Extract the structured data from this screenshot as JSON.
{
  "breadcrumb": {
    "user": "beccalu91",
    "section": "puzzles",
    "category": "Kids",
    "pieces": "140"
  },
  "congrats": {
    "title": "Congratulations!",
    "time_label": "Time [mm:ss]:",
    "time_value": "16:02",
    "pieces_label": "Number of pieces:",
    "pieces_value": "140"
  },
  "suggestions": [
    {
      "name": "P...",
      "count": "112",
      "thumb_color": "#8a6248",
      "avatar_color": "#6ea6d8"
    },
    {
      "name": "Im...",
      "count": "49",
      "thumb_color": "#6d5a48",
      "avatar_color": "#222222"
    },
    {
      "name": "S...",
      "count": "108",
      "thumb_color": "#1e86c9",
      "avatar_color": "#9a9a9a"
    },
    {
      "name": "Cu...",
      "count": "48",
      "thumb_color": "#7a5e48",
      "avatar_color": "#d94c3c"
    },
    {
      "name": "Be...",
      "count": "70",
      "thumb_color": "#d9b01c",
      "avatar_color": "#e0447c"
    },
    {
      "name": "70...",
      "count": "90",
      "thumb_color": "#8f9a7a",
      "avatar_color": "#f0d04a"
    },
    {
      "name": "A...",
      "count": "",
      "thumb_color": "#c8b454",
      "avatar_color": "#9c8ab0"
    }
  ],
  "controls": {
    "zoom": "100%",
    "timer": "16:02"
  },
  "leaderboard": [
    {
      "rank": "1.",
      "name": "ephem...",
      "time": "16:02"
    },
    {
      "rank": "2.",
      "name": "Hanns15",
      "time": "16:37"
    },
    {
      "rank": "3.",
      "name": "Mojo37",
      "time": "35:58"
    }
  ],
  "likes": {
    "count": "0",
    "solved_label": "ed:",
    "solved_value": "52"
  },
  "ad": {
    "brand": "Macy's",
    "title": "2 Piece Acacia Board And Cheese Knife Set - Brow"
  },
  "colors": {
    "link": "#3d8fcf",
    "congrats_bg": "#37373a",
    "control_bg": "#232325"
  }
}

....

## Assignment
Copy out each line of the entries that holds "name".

## Exercise response
      "name": "P...",
      "name": "Im...",
      "name": "S...",
      "name": "Cu...",
      "name": "Be...",
      "name": "70...",
      "name": "A...",
      "name": "ephem...",
      "name": "Hanns15",
      "name": "Mojo37",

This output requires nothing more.